▶ Work task
Reproduce the entries that follow, exactly and in full.
== Given data ==
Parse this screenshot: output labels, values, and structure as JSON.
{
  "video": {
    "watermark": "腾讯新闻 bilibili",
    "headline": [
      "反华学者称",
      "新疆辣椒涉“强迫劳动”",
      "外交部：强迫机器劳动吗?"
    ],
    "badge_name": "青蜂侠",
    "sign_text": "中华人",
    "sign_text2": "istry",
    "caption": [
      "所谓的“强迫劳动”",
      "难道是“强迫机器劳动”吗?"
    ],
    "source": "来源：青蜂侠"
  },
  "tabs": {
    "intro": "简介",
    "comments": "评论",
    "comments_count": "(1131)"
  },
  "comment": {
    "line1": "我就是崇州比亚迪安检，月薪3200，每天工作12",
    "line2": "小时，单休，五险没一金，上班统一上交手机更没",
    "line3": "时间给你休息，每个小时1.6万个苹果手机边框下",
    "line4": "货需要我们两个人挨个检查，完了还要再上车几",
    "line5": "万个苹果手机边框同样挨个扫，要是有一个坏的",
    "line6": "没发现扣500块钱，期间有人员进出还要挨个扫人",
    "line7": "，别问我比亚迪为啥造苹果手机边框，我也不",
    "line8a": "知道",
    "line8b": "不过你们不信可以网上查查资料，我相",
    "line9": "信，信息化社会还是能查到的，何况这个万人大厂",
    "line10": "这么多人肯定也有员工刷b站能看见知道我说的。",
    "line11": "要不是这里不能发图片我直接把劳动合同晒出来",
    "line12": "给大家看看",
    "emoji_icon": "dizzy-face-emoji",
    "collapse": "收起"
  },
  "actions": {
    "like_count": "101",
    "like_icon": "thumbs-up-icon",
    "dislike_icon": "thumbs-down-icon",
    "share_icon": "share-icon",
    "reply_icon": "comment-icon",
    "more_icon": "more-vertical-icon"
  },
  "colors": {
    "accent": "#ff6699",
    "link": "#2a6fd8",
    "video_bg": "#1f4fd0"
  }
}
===
▶ Result
Parse this screenshot: output labels, values, and structure as JSON.
{
  "video": {
    "watermark": "腾讯新闻 bilibili",
    "headline": [
      "反华学者称",
      "新疆辣椒涉“强迫劳动”",
      "外交部：强迫机器劳动吗?"
    ],
    "badge_name": "青蜂侠",
    "sign_text": "中华人",
    "sign_text2": "istry",
    "caption": [
      "所谓的“强迫劳动”",
      "难道是“强迫机器劳动”吗?"
    ],
    "source": "来源：青蜂侠"
  },
  "tabs": {
    "intro": "简介",
    "comments": "评论",
    "comments_count": "(1131)"
  },
  "comment": {
    "line1": "我就是崇州比亚迪安检，月薪3200，每天工作12",
    "line2": "小时，单休，五险没一金，上班统一上交手机更没",
    "line3": "时间给你休息，每个小时1.6万个苹果手机边框下",
    "line4": "货需要我们两个人挨个检查，完了还要再上车几",
    "line5": "万个苹果手机边框同样挨个扫，要是有一个坏的",
    "line6": "没发现扣500块钱，期间有人员进出还要挨个扫人",
    "line7": "，别问我比亚迪为啥造苹果手机边框，我也不",
    "line8a": "知道",
    "line8b": "不过你们不信可以网上查查资料，我相",
    "line9": "信，信息化社会还是能查到的，何况这个万人大厂",
    "line10": "这么多人肯定也有员工刷b站能看见知道我说的。",
    "line11": "要不是这里不能发图片我直接把劳动合同晒出来",
    "line12": "给大家看看",
    "emoji_icon": "dizzy-face-emoji",
    "collapse": "收起"
  },
  "actions": {
    "like_count": "101",
    "like_icon": "thumbs-up-icon",
    "dislike_icon": "thumbs-down-icon",
    "share_icon": "share-icon",
    "reply_icon": "comment-icon",
    "more_icon": "more-vertical-icon"
  },
  "colors": {
    "accent": "#ff6699",
    "link": "#2a6fd8",
    "video_bg": "#1f4fd0"
  }
}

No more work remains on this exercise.